If the history of this country teaches us as black citizens anything it is to doubt. To doubt the intentions of politicians, to doubt social and public services, to doubt healthcare providers, but most of all law enforcement. When the system around you was not designed to work for you, your presence becomes a crime. Black people have been fighting for decriminalization for so long. Why now?
Testifying before the house judiciary committee in a Wednesday morning hearing for a police reform bill, Sherrilyn Ifill, DirectorCounsel of the NAACP Legal Defense and Education Fund, spoke about how the nation has had reforms to address many other injustices against African Americans including the Civil Rights Act of 1964, the Voting Rights Act of 1965, and the Fair Housing Act of 1968. Yet there has been no legislation passed to protect black communities from the brutality they experience at the hands of police.
At George Floyd’s funeral Tuesday morning, Al Sharpton gave a passionate sermon where he addressed the importance of the impact Floyd’s death has had on the world.

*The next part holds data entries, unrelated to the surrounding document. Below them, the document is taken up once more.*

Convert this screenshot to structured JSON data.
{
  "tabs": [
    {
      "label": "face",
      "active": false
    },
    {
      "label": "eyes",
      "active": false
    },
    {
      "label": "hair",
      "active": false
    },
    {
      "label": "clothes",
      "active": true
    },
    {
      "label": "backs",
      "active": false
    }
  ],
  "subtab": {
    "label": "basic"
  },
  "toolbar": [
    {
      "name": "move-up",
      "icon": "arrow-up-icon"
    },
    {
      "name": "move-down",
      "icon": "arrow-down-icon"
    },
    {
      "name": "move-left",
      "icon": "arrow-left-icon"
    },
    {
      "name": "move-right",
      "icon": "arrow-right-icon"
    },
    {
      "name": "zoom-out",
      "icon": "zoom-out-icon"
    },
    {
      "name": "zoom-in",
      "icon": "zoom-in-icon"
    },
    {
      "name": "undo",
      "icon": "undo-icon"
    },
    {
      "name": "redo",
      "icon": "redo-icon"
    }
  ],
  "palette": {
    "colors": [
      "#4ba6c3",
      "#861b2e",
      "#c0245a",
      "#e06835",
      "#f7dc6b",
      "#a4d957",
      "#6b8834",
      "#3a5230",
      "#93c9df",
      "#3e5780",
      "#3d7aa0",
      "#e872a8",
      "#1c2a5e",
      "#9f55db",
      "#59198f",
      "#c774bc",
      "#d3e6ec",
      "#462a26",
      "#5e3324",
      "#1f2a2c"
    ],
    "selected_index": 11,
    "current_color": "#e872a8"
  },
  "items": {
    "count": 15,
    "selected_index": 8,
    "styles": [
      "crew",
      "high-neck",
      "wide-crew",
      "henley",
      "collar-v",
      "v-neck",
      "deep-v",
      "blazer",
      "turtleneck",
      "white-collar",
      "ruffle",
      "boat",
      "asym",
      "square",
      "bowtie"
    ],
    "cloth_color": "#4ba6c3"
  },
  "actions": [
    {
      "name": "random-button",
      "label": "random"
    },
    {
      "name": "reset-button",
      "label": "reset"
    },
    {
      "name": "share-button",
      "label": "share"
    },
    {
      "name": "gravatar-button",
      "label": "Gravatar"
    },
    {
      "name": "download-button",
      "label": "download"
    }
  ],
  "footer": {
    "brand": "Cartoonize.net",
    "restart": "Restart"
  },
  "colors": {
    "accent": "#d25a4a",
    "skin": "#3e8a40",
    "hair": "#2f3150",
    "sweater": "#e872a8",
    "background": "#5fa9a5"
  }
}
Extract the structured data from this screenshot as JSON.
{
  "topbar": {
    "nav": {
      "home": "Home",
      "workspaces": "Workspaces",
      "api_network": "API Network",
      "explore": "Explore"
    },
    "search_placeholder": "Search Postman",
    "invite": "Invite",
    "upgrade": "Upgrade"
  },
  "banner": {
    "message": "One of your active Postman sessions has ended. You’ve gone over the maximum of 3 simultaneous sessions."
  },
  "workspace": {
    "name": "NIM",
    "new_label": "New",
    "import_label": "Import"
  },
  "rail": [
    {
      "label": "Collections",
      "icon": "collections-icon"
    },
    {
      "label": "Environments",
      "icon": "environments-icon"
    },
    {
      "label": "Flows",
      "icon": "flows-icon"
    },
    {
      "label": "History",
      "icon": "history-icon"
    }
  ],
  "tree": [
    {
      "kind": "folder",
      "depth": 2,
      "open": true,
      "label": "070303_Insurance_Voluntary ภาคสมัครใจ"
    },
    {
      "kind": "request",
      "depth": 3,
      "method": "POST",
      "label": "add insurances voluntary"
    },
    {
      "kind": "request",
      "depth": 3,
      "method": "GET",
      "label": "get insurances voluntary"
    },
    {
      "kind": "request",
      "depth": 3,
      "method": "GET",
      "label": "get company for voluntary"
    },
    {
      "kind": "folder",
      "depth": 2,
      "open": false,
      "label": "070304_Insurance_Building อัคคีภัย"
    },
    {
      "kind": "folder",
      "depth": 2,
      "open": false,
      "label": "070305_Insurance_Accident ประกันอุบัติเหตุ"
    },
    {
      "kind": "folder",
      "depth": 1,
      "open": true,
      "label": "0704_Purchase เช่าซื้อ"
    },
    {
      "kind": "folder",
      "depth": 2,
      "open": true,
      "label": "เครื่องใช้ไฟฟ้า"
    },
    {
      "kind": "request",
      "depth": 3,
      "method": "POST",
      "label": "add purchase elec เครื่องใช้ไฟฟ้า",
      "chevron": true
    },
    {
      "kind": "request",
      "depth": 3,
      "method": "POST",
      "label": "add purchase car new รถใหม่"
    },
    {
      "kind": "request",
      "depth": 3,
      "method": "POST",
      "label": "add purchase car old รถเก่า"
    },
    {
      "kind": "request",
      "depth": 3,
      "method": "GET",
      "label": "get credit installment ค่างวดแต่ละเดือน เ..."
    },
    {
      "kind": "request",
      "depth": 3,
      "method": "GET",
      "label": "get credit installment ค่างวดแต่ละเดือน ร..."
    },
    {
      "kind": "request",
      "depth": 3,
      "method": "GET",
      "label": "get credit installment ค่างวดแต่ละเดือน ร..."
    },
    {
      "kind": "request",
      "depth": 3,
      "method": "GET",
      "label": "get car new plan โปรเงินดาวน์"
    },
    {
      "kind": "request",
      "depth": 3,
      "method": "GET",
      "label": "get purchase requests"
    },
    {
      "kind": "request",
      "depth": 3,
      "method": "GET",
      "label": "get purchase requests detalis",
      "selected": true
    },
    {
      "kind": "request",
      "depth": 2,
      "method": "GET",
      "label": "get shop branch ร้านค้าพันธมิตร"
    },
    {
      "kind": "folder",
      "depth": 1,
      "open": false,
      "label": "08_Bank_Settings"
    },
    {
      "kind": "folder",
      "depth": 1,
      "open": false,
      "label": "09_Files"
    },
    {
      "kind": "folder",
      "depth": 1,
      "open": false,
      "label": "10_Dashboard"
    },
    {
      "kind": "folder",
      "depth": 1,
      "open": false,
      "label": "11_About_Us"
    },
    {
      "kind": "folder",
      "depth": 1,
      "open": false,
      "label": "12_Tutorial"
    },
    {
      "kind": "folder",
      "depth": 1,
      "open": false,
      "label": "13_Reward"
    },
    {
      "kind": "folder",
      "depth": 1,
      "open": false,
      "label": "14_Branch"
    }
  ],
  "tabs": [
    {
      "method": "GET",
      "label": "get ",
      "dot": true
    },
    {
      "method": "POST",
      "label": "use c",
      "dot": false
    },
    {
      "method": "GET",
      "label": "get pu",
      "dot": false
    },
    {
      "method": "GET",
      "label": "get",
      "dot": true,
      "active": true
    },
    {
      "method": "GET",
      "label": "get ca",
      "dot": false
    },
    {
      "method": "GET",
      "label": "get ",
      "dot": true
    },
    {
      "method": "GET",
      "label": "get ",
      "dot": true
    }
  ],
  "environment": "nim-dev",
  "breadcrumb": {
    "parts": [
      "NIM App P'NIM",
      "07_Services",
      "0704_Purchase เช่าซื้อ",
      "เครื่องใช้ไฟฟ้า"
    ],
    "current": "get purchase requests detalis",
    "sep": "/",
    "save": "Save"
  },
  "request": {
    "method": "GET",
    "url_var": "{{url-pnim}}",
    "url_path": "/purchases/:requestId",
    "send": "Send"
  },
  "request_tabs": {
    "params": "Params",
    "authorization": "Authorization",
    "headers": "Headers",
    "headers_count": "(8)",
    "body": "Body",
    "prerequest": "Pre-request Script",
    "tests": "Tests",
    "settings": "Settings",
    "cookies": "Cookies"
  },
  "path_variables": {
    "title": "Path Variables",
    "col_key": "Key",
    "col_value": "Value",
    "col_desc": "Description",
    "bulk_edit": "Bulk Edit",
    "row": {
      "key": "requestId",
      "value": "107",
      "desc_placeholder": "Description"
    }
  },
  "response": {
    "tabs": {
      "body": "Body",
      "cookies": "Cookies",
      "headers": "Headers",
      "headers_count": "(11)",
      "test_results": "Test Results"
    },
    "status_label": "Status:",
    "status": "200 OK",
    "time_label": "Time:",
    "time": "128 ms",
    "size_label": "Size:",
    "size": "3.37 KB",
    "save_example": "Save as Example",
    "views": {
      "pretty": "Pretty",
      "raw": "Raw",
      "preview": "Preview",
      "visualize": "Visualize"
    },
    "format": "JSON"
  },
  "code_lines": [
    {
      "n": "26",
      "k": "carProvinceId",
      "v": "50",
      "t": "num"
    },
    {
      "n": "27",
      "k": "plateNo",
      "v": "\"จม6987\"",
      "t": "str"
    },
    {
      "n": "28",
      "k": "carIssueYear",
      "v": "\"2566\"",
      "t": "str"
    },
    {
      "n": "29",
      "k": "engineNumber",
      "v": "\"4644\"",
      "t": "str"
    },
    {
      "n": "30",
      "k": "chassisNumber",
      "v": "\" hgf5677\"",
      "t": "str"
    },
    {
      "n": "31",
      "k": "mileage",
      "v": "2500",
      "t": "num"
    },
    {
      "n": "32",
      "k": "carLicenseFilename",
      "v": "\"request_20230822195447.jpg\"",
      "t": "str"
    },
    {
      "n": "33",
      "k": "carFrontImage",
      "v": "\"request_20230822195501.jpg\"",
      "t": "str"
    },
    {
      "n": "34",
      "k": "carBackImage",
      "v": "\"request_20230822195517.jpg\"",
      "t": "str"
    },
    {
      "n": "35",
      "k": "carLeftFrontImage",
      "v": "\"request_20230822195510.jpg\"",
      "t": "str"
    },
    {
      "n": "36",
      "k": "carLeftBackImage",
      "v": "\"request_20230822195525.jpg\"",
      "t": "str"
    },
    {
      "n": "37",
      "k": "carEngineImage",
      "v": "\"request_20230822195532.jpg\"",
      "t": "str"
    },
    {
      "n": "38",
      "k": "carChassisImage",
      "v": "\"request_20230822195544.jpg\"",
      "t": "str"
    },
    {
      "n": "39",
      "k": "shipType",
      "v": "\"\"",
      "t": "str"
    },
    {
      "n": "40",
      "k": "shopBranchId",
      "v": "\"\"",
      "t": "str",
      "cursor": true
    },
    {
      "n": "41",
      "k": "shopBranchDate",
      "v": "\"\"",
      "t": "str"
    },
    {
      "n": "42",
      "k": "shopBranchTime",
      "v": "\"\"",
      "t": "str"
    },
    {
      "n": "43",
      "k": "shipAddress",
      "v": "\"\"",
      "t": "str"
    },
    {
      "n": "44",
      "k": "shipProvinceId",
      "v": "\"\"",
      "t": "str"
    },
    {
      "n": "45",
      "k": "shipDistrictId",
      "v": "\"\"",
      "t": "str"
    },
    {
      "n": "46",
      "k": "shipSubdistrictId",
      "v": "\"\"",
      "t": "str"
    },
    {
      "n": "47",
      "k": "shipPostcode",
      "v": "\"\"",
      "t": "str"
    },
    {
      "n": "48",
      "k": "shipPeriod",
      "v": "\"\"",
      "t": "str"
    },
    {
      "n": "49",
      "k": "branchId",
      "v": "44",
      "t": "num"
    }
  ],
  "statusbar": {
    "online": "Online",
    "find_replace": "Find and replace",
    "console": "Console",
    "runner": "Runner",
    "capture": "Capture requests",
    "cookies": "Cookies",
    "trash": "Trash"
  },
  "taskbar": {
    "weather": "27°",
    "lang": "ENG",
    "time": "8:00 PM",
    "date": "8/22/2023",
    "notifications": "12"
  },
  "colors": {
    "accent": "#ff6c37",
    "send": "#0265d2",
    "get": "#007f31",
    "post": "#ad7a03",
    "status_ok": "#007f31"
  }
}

“If you’d have had any idea that all of us would react, you’d have took your knee off his neck” Sharpton said addressing Derek Chauvin, the officer charged with Floyd’s death.
Sharpton suggested that the significance of Floyd’s death was that he was just regular man and could have been any of us. It was for that reason that Chauvin felt he had the authority to violate Floyd’s rights and ultimately take his life away, and for that same reason that the nation finally decided it had enough.
The most obvious difference we see with this movement is the overwhelming support from the media, corporations, and government officials, as well as non-black citizens. “All over the world I’ve seen the grandchildren of slave masters tearing down slave master’s statues,” Sharpton remarked in his sermon, speaking of statues of bigoted historic figures being forcibly removed by protestors.
Activist and young adult author Kimberly Jones, in a video which went viral early this week, shed some light on the sentiment of the demonstrators. She said the protesters are the vast majority of demonstrators who just want to get their voices heard. The rioters are the people who are angry and just want to retaliate by causing destruction. And the looters are opportunists who see the chaos as a way to access things they could not normally afford.
“As long as we’re focusing on what they’re doing, we’re not focusing on why they’re doing it.”
On every level, this movement is a direct result of the oppression and violence of the system in place and should not be seen as a threat to our democracy but a demand for its evolution.